The WBA world super flyweight belt went up for grabs Tuesday evening at MGM’s “Bubble” in Las Vegas and more than a few pundits felt like the fight between Andrew Moloney (21-0, from Australia) and Joshua Franco (16-1-2; from San Antonio) on paper looked like the best matched scrap in Top Rank’s return to live action.
Indeed, a hell of a battle played out, as good in the ring as it looked on paper.
From the start of the Top Rank attraction it was closely contested and from rounds 2 to 5, it looked like Moloney, who won the interim WBA crown by besting Elton Dharry in November of 2019, was edging it out.
Moloney, whose twin bro Jason will headline the Thursday night “Bubble” card, was doing good work to the body of Franco. From the seventh round on, however, Franco, age 25, began to take over.
His power punches were far more effective than what the 29 year old Moloney was landing, and in the 11th round Franco knocked Moloney down with a vicious right.
The fight went the distance and in the building, if there were fans lucky enough to be packed in, they would have been holding their collective breath.
115-113, 114-113, 114-113, and you wondered if they’d given the favorite the nod.
But no, judge Julie Lederman made pop Harold proud with a proper nod to Franco’s superior skills and will.
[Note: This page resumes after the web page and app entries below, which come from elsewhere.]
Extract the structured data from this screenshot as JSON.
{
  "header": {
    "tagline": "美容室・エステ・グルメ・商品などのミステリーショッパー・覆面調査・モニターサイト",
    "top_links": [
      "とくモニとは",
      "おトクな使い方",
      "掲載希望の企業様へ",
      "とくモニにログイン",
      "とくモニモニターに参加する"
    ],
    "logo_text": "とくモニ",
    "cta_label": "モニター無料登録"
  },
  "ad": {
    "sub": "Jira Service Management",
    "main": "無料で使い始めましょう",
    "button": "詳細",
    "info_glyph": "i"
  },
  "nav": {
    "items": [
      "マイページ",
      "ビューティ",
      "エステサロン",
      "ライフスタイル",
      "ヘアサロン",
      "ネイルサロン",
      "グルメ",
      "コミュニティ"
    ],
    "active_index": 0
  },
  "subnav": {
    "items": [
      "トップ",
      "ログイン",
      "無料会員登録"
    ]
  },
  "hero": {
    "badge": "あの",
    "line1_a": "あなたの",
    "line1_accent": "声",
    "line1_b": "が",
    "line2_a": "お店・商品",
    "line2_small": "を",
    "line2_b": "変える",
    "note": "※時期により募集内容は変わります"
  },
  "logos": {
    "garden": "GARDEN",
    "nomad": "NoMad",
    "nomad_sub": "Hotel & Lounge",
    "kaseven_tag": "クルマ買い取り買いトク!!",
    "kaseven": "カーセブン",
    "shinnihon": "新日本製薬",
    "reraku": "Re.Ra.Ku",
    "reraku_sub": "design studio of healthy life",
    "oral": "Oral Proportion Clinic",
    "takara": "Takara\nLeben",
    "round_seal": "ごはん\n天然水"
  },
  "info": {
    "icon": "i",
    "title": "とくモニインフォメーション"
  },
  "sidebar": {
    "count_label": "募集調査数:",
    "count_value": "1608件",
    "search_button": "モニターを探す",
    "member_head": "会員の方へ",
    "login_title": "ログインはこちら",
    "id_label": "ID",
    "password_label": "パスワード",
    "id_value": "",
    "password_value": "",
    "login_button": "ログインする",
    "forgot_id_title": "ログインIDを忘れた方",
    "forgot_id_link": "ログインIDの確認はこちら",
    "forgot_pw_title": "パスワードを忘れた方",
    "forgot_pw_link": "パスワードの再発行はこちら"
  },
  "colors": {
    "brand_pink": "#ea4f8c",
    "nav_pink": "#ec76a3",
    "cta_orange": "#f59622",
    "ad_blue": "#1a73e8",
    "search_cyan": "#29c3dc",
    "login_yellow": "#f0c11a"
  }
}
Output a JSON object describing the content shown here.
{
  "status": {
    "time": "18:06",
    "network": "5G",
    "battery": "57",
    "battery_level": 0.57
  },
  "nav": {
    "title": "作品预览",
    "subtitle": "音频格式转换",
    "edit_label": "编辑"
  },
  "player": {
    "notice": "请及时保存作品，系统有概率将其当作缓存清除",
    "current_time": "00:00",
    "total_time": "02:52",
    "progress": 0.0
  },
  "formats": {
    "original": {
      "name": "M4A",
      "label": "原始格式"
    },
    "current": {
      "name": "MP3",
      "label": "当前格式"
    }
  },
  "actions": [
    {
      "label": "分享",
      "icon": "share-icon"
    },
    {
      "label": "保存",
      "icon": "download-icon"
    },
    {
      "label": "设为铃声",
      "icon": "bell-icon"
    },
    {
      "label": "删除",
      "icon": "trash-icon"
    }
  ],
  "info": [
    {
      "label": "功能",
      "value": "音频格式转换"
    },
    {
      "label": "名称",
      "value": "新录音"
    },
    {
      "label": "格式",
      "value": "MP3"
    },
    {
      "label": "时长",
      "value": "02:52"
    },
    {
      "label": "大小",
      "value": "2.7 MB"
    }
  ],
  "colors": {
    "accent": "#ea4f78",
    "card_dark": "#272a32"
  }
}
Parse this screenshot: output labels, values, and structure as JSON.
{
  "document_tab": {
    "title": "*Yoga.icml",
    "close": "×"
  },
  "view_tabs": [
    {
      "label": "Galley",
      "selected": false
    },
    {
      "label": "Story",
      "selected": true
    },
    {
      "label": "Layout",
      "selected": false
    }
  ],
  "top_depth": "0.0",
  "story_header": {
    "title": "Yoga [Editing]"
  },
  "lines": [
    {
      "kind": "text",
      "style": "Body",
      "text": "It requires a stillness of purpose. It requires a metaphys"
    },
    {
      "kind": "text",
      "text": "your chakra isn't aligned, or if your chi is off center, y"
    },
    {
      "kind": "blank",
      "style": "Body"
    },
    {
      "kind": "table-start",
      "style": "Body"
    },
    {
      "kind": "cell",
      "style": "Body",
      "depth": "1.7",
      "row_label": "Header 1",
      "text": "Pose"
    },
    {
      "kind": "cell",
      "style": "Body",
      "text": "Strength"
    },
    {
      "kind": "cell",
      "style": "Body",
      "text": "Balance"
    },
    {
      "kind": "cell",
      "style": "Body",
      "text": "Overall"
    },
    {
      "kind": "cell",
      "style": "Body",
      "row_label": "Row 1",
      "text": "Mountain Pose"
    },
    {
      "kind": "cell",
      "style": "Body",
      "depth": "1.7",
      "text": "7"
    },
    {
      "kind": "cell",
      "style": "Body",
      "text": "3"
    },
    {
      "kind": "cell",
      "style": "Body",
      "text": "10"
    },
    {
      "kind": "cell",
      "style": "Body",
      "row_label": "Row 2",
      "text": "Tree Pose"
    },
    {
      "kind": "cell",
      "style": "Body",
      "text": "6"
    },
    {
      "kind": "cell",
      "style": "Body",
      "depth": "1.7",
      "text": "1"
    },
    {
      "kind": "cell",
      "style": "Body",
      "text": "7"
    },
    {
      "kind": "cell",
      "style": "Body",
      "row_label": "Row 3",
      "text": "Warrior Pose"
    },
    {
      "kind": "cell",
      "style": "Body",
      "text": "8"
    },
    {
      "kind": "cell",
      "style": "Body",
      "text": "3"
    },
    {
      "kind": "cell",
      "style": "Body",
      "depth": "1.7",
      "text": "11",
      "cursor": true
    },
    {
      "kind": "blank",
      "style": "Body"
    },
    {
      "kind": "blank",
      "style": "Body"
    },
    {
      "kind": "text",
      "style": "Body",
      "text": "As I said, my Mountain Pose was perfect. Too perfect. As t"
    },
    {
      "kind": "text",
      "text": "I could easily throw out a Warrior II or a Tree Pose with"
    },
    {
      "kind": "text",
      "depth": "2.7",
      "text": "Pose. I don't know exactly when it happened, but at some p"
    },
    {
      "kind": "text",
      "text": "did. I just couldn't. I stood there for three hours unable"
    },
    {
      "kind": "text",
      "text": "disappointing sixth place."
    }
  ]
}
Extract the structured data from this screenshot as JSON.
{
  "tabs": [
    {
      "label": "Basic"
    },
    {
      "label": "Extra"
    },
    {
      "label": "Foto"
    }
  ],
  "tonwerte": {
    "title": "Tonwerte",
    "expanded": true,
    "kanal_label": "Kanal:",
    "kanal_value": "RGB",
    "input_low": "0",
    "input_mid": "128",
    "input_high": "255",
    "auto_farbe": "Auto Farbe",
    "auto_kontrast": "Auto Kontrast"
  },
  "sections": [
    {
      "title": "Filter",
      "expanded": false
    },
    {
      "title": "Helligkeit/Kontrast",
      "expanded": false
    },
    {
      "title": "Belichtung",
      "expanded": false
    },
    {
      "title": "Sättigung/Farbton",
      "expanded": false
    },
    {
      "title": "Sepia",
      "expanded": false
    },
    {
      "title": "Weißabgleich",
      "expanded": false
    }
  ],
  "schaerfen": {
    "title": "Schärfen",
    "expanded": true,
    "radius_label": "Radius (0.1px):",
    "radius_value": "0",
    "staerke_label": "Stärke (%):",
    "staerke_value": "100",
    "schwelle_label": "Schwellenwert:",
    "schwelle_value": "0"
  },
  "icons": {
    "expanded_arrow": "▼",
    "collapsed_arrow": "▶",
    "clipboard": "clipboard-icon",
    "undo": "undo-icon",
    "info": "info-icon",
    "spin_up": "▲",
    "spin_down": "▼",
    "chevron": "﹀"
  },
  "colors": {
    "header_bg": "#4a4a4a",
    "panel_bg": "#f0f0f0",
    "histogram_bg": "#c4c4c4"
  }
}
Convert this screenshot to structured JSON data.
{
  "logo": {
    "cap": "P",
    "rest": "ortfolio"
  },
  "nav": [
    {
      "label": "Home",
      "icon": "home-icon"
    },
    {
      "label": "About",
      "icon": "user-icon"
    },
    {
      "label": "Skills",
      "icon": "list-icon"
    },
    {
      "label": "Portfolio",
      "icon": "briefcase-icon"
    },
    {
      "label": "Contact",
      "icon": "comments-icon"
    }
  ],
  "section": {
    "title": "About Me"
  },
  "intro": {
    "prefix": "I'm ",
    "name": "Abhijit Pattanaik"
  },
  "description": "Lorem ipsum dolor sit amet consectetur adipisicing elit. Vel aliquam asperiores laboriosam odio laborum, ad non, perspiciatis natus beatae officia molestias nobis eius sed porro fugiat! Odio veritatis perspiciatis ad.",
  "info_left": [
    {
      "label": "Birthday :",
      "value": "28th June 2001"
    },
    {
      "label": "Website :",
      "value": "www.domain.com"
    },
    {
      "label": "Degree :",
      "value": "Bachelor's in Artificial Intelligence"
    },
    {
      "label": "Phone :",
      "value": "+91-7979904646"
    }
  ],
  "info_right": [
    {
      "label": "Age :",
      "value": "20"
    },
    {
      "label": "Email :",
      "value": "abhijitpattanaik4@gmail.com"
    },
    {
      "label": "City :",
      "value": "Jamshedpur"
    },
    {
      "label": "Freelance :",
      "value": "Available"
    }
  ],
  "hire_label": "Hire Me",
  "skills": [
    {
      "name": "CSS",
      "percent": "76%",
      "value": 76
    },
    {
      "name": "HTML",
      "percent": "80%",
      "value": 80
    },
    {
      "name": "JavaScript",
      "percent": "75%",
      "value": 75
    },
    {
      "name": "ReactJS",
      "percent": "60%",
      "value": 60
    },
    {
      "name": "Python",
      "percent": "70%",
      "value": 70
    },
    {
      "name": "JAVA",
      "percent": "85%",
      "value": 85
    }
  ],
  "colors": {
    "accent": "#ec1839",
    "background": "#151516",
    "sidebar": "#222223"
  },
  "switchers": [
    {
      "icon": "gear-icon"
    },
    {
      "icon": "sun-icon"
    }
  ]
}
And Patricia Morse Jarman and Dave Moretti did the right thing, too, and the arbiters gave Texan the victory atop the ESPN show.
(Morse Jarman and Moretti had it too close, but why quibble when ultimately, the right result was rendered?)
“After the fourth round, I gained the momentum and figured him out,” the winner said post-fight. “I always knew this was possible.”
And did his heart skip a beat when the cards were being read? “I wasn’t nervous when the decision was being read,” Franco stated. “I knew I’d done enough to win this fight. My coach, Robert Garcia, had me ready. I’m going home with the belt.”
If you’d missed the action, and just turned on ESPN after the 12th ended, you knew something was up. The camera showed twin Jason, his eyes like full moons, as the wheels turned in his head. He knew that his bro quite possible wouldn’t have his hand raised.
The first fight of four was a heavyweight battle between Adam Stewart (8-0-1 entering; from Arizona) and Helaman Olguin (7-3; Mexico). The first round started with a clash of heads causing a cut under the right eye of Stewart. Rounds 2-5 were back and forth with not too much action due to both fighters showing exhaustion, although Olguin did land quite a few power shots. Olguin won a majority decision in a fight that wasn’t very technically pleasing.
In a much more exciting fight to watch, two undefeated junior welterweights squared off. Rolando Vargas (5-0 entering, from Mexico) and Miguel Contreras (10-0; from Bakersfield, California) fought in what was basically a competition for a Top Rank contract. Both fighters were busy with their hands although Contreras was much more accurate and effective with his combinations mixing it up between head and body. In round three Vargas suffered a cut on the right eye from a clash of heads but it did not alter the fight much. The unanimous decision after six went to Contreras. Both men left watchers, I thin, wantng to watch them again.
In the co-feature, a battle between featherweights Christopher Diaz (25-2; from Puerto Rico) and Jason Sanchez (15-1 USA) was a good one. Both fighters were cautious to start the first round but began to open up in the later rounds. While not a complete domination, Diaz controlled the pace of the fight and landed the more impactful shots by far. Compubox had Diaz out-landing Sanchez by only 1 punch but that was deceiving. The tallies, 97-93, 98-92, 98-92, for the Puerto Rican, better told the tale. Diaz (landing the right in photo by Mikey Williams) looked really good in this fight.
Post-fight, he spoke of future plans. “I can fight at featherweight, or I can make 122 pounds. Whatever Top Rank wants, but I’m ready for a big fight in either weight division. I am a completely different and improved fighter from the one who fought Shakur Stevenson last year,” said the 25 year old.
“I worked on my power in the gym,” said the boxer who’d gone 2-2 in his last four.
“My coaches, Nelson Rodriguez and Freddie Roach, got me ready for tonight. I’m ready for a big fight now. Whether it’s at 126 or 122, I’m ready. This is a new Christopher Diaz.”